_Dataset rows for apps and sites_
★ ★ ★ ★

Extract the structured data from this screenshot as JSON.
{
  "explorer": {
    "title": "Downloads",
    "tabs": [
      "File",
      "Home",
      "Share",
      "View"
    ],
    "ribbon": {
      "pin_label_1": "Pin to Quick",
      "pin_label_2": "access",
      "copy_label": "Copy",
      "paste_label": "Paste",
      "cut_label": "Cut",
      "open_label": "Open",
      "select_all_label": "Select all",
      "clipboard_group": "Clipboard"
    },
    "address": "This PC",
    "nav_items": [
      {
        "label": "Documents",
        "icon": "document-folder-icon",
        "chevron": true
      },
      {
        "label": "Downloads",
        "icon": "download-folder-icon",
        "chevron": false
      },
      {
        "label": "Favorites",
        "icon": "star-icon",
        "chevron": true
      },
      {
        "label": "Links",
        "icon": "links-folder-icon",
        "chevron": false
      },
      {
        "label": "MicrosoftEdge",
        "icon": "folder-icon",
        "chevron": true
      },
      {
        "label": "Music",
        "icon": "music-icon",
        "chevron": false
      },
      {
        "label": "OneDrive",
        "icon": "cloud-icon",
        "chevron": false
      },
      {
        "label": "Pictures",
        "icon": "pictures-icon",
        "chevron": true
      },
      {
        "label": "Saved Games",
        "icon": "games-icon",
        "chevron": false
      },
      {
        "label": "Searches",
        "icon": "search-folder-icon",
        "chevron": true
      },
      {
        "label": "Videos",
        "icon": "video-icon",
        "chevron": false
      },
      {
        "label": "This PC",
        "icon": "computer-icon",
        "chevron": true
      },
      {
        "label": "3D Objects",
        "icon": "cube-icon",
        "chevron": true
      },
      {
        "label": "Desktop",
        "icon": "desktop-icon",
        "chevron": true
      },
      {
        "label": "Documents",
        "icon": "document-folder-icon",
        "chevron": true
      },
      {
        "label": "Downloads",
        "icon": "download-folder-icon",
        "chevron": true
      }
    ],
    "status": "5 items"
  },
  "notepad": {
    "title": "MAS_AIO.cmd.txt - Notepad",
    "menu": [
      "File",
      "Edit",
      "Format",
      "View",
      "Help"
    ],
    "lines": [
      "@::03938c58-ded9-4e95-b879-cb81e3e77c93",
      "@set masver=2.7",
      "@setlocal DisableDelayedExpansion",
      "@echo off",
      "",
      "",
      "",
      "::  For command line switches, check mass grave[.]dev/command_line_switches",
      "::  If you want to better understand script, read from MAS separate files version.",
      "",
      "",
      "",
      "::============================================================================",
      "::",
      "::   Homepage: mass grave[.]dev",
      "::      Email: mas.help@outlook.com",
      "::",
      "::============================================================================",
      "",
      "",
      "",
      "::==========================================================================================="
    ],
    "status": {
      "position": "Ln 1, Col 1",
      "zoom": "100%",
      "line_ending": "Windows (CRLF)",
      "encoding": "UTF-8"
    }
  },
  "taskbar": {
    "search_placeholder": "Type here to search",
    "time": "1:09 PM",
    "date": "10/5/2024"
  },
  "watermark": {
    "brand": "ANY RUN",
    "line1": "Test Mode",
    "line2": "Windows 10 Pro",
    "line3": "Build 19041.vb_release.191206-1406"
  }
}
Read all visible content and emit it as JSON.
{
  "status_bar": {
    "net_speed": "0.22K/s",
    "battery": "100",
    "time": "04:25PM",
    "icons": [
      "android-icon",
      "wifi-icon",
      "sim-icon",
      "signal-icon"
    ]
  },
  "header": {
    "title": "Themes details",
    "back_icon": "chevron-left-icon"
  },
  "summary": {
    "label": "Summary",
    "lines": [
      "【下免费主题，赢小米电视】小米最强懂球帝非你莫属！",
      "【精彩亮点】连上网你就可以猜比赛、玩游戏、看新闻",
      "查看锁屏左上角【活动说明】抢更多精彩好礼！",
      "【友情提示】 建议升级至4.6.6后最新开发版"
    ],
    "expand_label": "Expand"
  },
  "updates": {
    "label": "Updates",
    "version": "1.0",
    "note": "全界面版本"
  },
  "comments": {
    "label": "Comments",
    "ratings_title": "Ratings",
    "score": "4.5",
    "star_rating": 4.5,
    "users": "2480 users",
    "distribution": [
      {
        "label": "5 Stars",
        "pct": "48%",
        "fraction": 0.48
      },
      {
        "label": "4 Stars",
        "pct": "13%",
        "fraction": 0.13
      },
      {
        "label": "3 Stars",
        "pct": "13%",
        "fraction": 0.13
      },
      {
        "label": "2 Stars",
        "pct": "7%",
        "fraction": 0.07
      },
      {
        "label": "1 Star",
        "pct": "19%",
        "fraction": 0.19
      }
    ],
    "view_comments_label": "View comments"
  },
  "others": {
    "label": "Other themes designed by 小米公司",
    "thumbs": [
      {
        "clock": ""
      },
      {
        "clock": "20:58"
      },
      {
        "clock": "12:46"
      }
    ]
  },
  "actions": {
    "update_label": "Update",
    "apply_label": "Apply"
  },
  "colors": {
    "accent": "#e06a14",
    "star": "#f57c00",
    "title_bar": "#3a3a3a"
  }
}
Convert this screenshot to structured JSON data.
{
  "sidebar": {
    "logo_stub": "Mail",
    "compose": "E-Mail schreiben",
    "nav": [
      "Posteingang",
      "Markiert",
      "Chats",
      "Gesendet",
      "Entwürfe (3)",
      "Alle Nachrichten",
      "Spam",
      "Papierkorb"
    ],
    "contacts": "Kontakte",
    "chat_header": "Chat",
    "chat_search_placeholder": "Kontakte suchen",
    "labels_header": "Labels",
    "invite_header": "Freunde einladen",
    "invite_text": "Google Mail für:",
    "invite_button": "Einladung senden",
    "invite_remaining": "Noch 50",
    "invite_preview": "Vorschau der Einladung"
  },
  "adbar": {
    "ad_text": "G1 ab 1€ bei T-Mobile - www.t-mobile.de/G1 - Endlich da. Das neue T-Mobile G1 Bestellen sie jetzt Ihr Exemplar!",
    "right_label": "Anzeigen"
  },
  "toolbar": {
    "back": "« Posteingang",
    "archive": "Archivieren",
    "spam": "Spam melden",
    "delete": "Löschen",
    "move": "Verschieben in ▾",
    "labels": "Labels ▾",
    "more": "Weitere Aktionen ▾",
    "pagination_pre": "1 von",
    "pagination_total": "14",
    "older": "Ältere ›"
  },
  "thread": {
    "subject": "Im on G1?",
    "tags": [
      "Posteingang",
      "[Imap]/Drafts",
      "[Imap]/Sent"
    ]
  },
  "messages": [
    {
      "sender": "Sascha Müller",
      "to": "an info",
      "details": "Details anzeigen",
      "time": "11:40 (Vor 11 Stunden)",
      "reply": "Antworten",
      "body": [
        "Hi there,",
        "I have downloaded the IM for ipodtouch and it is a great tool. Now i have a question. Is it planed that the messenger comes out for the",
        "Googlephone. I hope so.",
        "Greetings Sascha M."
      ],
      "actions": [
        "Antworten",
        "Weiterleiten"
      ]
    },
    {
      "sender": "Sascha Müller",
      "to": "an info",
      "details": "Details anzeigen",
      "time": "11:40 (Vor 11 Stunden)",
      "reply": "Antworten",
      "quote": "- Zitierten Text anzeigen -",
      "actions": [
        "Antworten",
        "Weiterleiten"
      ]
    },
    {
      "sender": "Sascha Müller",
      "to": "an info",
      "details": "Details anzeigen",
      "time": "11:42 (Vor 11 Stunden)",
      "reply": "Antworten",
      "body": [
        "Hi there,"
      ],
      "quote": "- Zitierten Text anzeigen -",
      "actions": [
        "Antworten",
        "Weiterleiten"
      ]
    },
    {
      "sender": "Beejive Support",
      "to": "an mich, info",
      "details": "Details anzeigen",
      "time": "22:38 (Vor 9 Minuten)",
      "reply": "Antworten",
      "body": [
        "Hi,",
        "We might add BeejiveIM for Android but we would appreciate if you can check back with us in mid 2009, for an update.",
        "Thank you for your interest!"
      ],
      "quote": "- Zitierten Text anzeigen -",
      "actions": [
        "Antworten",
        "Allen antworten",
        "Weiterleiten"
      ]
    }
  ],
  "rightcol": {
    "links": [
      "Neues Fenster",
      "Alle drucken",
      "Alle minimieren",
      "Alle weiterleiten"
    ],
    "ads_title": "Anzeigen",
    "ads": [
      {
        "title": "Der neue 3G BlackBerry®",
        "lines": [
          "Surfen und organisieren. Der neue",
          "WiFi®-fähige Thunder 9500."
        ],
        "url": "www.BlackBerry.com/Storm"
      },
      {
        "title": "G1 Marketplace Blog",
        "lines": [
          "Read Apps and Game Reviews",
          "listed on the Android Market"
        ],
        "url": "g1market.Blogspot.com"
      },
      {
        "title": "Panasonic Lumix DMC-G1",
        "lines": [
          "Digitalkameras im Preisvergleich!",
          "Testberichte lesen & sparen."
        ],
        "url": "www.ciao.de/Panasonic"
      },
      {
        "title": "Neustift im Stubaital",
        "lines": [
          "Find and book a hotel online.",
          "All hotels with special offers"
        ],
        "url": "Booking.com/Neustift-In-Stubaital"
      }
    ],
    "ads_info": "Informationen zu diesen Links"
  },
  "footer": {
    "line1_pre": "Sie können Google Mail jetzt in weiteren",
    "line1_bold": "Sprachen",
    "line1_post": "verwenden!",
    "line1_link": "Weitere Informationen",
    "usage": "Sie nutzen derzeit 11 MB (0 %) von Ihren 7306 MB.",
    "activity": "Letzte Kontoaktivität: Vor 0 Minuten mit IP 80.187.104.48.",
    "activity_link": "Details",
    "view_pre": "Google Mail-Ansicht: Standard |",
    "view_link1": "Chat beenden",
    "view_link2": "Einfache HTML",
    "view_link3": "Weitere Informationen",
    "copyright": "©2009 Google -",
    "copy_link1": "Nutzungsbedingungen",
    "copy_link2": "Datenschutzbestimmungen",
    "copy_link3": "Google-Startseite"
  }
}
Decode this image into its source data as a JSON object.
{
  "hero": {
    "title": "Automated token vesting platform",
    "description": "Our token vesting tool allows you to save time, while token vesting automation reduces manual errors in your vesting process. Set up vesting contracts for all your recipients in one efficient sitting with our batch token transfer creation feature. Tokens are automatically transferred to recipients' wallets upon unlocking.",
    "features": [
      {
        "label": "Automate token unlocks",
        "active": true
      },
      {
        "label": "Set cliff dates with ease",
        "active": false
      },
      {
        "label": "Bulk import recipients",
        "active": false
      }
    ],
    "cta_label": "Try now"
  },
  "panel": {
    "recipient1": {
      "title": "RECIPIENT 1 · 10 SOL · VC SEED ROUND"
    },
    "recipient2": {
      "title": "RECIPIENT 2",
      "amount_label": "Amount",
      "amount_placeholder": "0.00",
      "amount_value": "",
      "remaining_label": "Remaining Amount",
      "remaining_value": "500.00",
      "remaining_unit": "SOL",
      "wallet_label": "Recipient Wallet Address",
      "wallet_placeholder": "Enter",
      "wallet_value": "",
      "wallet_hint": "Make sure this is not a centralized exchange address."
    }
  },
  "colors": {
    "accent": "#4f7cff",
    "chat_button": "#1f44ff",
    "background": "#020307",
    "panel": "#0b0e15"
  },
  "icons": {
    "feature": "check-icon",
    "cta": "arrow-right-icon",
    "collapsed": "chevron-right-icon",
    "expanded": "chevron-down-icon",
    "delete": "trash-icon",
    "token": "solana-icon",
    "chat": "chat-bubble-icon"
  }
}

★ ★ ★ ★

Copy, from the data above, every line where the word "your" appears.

_Task response_
        "Thank you for your interest!"
    "description": "Our token vesting tool allows you to save time, while token vesting automation reduces manual errors in your vesting process. Set up vesting contracts for all your recipients in one efficient sitting with our batch token transfer creation feature. Tokens are automatically transferred to recipients' wallets upon unlocking.",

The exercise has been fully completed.